A colleague who worked as a vice consul in Abu Dhabi during the Iran-Iraq war expressed his anguish over denying visas to young Iranian applicants with the knowledge they were thus less likely to escape conscription, war, and possible death. But the principal legal standard for issuing visas is being convinced that the applicant intends to use the visa for its stated legal purpose of a short visit to the United States followed by a return to home. In practice, this means that the applicant must overcome a presumption that they do not intend to overstay the limitations of the visa. That’s a tough standard in times of domestic turmoil. I stick by my assertion that outside influences can help overcome the near-automatic denial of the visa application in such situations.

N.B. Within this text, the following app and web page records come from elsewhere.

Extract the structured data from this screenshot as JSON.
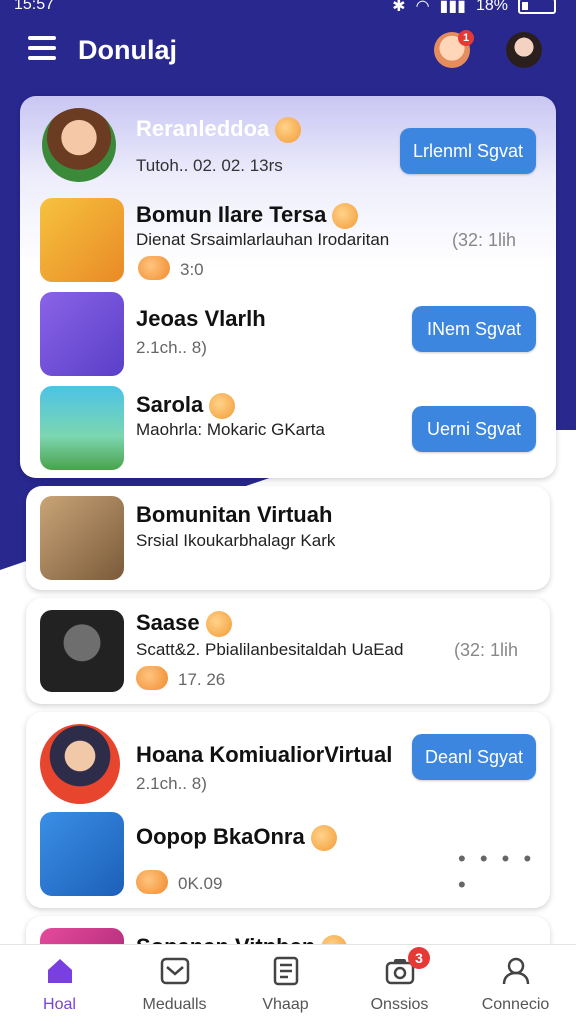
{
  "status_bar": {
    "time": "15:57",
    "battery": "18%"
  },
  "header": {
    "title": "Donulaj",
    "notification_count": "1"
  },
  "featured_card": {
    "items": [
      {
        "title": "Reranleddoa",
        "subtitle": "Tutoh.. 02. 02. 13rs",
        "button": "Lrlenml Sgvat"
      },
      {
        "title": "Bomun Ilare Tersa",
        "subtitle": "Dienat Srsaimlarlauhan Irodaritan",
        "time": "(32: 1lih",
        "count": "3:0"
      },
      {
        "title": "Jeoas Vlarlh",
        "meta": "2.1ch.. 8)",
        "button": "INem Sgvat"
      },
      {
        "title": "Sarola",
        "subtitle": "Maohrla: Mokaric GKarta",
        "button": "Uerni Sgvat"
      }
    ]
  },
  "cards": [
    {
      "title": "Bomunitan Virtuah",
      "subtitle": "Srsial Ikoukarbhalagr Kark"
    },
    {
      "title": "Saase",
      "subtitle": "Scatt&2. Pbialilanbesitaldah UaEad",
      "time": "(32: 1lih",
      "count": "17. 26"
    }
  ],
  "group_card": {
    "items": [
      {
        "title": "Hoana KomiualiorVirtual",
        "meta": "2.1ch.. 8)",
        "button": "Deanl Sgyat"
      },
      {
        "title": "Oopop BkaOnra",
        "count": "0K.09",
        "more": "• • • • •"
      }
    ]
  },
  "partial_card": {
    "title": "Sopanan Vitphen"
  },
  "bottom_nav": [
    {
      "label": "Hoal"
    },
    {
      "label": "Medualls"
    },
    {
      "label": "Vhaap"
    },
    {
      "label": "Onssios",
      "badge": "3"
    },
    {
      "label": "Connecio"
    }
  ],
  "colors": {
    "primary": "#28288f",
    "button": "#3d86e0",
    "active": "#7a3fe0",
    "badge": "#e53935"
  }
}
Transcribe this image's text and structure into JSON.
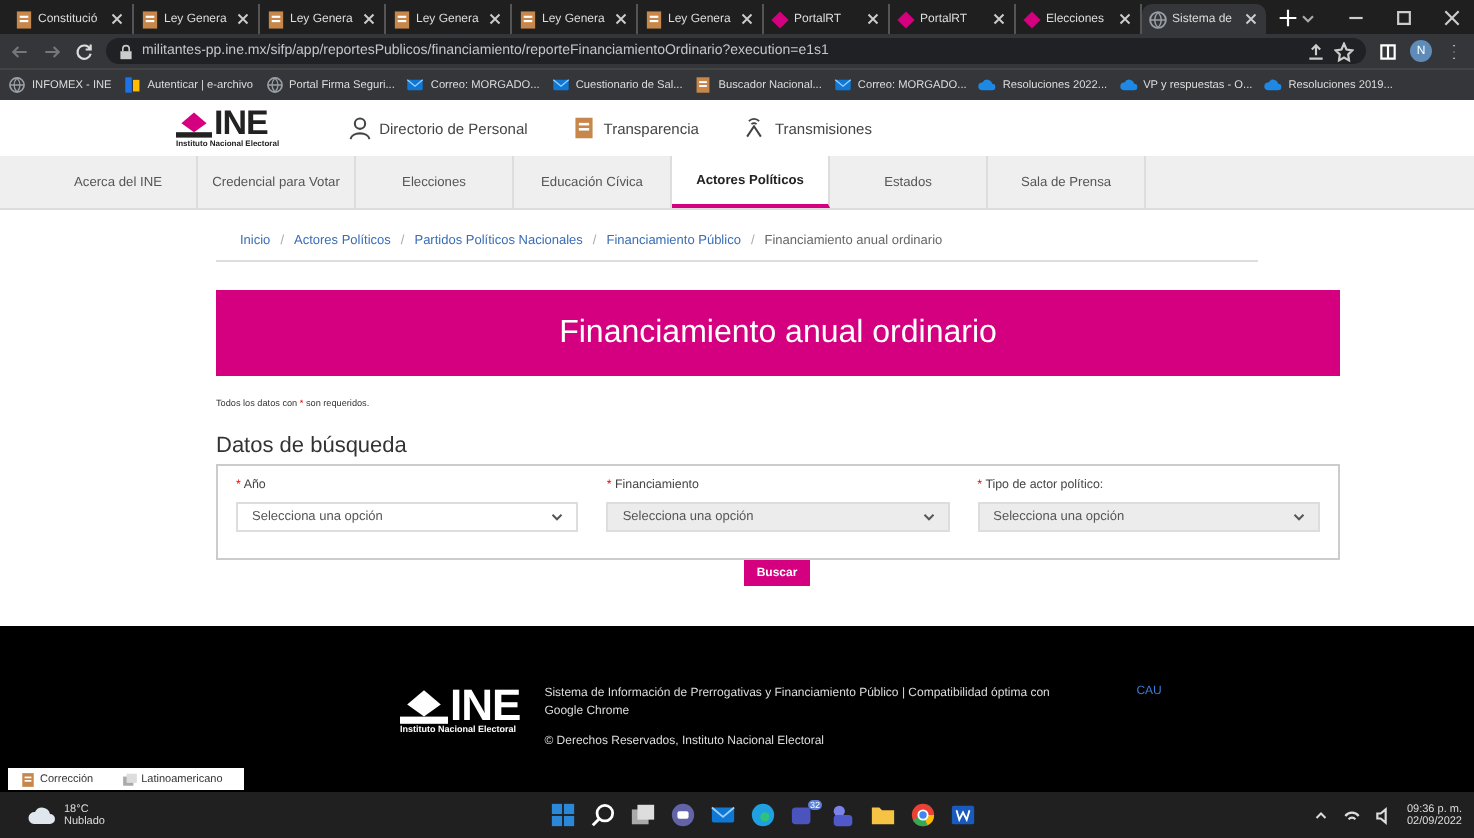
{
  "browser": {
    "tabs": [
      {
        "label": "Constitució",
        "kind": "doc",
        "selected": false
      },
      {
        "label": "Ley Genera",
        "kind": "doc",
        "selected": false
      },
      {
        "label": "Ley Genera",
        "kind": "doc",
        "selected": false
      },
      {
        "label": "Ley Genera",
        "kind": "doc",
        "selected": false
      },
      {
        "label": "Ley Genera",
        "kind": "doc",
        "selected": false
      },
      {
        "label": "Ley Genera",
        "kind": "doc",
        "selected": false
      },
      {
        "label": "PortalRT",
        "kind": "diamond",
        "selected": false
      },
      {
        "label": "PortalRT",
        "kind": "diamond",
        "selected": false
      },
      {
        "label": "Elecciones",
        "kind": "diamond",
        "selected": false
      },
      {
        "label": "Sistema de",
        "kind": "globe",
        "selected": true
      }
    ],
    "url": "militantes-pp.ine.mx/sifp/app/reportesPublicos/financiamiento/reporteFinanciamientoOrdinario?execution=e1s1",
    "profile": "N",
    "bookmarks": [
      {
        "label": "INFOMEX - INE",
        "kind": "globe"
      },
      {
        "label": "Autenticar | e-archivo",
        "kind": "flag"
      },
      {
        "label": "Portal Firma Seguri...",
        "kind": "globe"
      },
      {
        "label": "Correo: MORGADO...",
        "kind": "mail"
      },
      {
        "label": "Cuestionario de Sal...",
        "kind": "mail"
      },
      {
        "label": "Buscador Nacional...",
        "kind": "doc"
      },
      {
        "label": "Correo: MORGADO...",
        "kind": "mail"
      },
      {
        "label": "Resoluciones 2022...",
        "kind": "cloud"
      },
      {
        "label": "VP y respuestas - O...",
        "kind": "cloud"
      },
      {
        "label": "Resoluciones 2019...",
        "kind": "cloud"
      }
    ]
  },
  "header": {
    "logo": "INE",
    "logo_sub": "Instituto Nacional Electoral",
    "links": [
      {
        "label": "Directorio de Personal",
        "kind": "person"
      },
      {
        "label": "Transparencia",
        "kind": "doc"
      },
      {
        "label": "Transmisiones",
        "kind": "antenna"
      }
    ]
  },
  "nav": [
    {
      "label": "Acerca del INE",
      "selected": false
    },
    {
      "label": "Credencial para Votar",
      "selected": false
    },
    {
      "label": "Elecciones",
      "selected": false
    },
    {
      "label": "Educación Cívica",
      "selected": false
    },
    {
      "label": "Actores Políticos",
      "selected": true
    },
    {
      "label": "Estados",
      "selected": false
    },
    {
      "label": "Sala de Prensa",
      "selected": false
    }
  ],
  "breadcrumb": [
    {
      "label": "Inicio",
      "link": true
    },
    {
      "separator": "/",
      "label": "Actores Políticos",
      "link": true
    },
    {
      "separator": "/",
      "label": "Partidos Políticos Nacionales",
      "link": true
    },
    {
      "separator": "/",
      "label": "Financiamiento Público",
      "link": true
    },
    {
      "separator": "/",
      "label": "Financiamiento anual ordinario",
      "link": false
    }
  ],
  "banner": "Financiamiento anual ordinario",
  "required_note": {
    "before": "Todos los datos con",
    "mark": "*",
    "after": "son requeridos."
  },
  "form": {
    "title": "Datos de búsqueda",
    "fields": [
      {
        "label": "Año",
        "required": true,
        "placeholder": "Selecciona una opción",
        "disabled": false
      },
      {
        "label": "Financiamiento",
        "required": true,
        "placeholder": "Selecciona una opción",
        "disabled": true
      },
      {
        "label": "Tipo de actor político:",
        "required": true,
        "placeholder": "Selecciona una opción",
        "disabled": true
      }
    ],
    "button": "Buscar"
  },
  "footer": {
    "logo": "INE",
    "logo_sub": "Instituto Nacional Electoral",
    "text": "Sistema de Información de Prerrogativas y Financiamiento Público | Compatibilidad óptima con Google Chrome",
    "copyright": "© Derechos Reservados, Instituto Nacional Electoral",
    "link": "CAU"
  },
  "language_bar": [
    "Corrección",
    "Latinoamericano"
  ],
  "taskbar": {
    "weather_temp": "18°C",
    "weather_text": "Nublado",
    "apps": [
      {
        "kind": "windows"
      },
      {
        "kind": "search"
      },
      {
        "kind": "taskview"
      },
      {
        "kind": "chat"
      },
      {
        "kind": "mail"
      },
      {
        "kind": "edge"
      },
      {
        "kind": "teams",
        "badge": "32"
      },
      {
        "kind": "teams2"
      },
      {
        "kind": "folder"
      },
      {
        "kind": "chrome"
      },
      {
        "kind": "word"
      }
    ],
    "time": "09:36 p. m.",
    "date": "02/09/2022"
  }
}
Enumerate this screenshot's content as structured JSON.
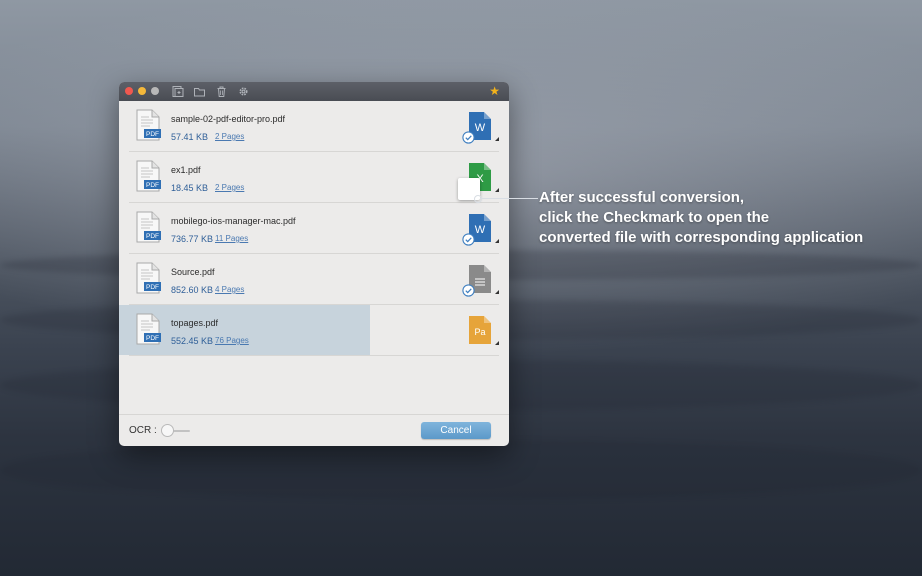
{
  "window": {
    "toolbar": {
      "icons": [
        "add-file-icon",
        "folder-icon",
        "trash-icon",
        "gear-icon",
        "star-icon"
      ]
    },
    "files": [
      {
        "name": "sample-02-pdf-editor-pro.pdf",
        "size": "57.41 KB",
        "pages": "2 Pages",
        "format": "W",
        "format_color": "#2f6fb4",
        "converted": true,
        "selected": false
      },
      {
        "name": "ex1.pdf",
        "size": "18.45 KB",
        "pages": "2 Pages",
        "format": "X",
        "format_color": "#2e9b45",
        "converted": true,
        "selected": false
      },
      {
        "name": "mobilego-ios-manager-mac.pdf",
        "size": "736.77 KB",
        "pages": "11 Pages",
        "format": "W",
        "format_color": "#2f6fb4",
        "converted": true,
        "selected": false
      },
      {
        "name": "Source.pdf",
        "size": "852.60 KB",
        "pages": "4 Pages",
        "format": "",
        "format_color": "#8a8a8a",
        "converted": true,
        "selected": false
      },
      {
        "name": "topages.pdf",
        "size": "552.45 KB",
        "pages": "76 Pages",
        "format": "Pa",
        "format_color": "#e6a43a",
        "converted": false,
        "selected": true
      }
    ],
    "pdf_badge": "PDF",
    "ocr_label": "OCR :",
    "cancel_label": "Cancel"
  },
  "callout": {
    "line1": "After successful conversion,",
    "line2": "click the Checkmark to open the",
    "line3": "converted file with corresponding application"
  },
  "colors": {
    "accent": "#5c99c9",
    "link": "#4a79b1",
    "selection": "#c7d3dc"
  }
}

Regarding the commenter’s mention of a “gentleman’s agreement” to not overturn the decision of another vice consul, I thank Anonymous for admitting that it exists. I used to think that any application was to be judged on its merits, regardless of how it had been judged previously by other consular officials. True, a previous denial by another vice consul meant almost certain denial upon a second application. (The first denial was, in those days, stamped in the passport and entered into a lookout database. I’m not sure if that’s still the case.) But I was still quite surprised when a vice consul at a nearby consulate berated me for issuing a visa that he had denied. For starters, how did he know? That was scary. Secondly, why did he care? Was my judgment not as valid as his? Was I not able to consider the newly presented merits of the application upon the second attempt?
The case involved a young Israeli couple that had recently become engaged and wanted to get the blessing of her parents in the United States before proceeding with the wedding. Their first application was denied because the vice consul, by his own admission, felt certain that the couple would stay in the U.S. and was using the visa as a shortcut to the longer and more difficult legal proceedings for bringing in a foreign spouse as an immigrant. He told the couple that they could get the in-laws blessing by phone or have them come to Israel.
When I considered their application, I asked them where they planned to be married (Answer: Israel) and where they planned to have the reception. (Answer: They had already booked a room at a hotel in Jerusalem.) Asking them to wait a moment, I stepped away from the interview window, phoned the hotel, confirmed the reservation, and returned to tell them that I would grant her a visa. It was shortly thereafter that my colleague chewed me out for my apparent disregard for his judgment.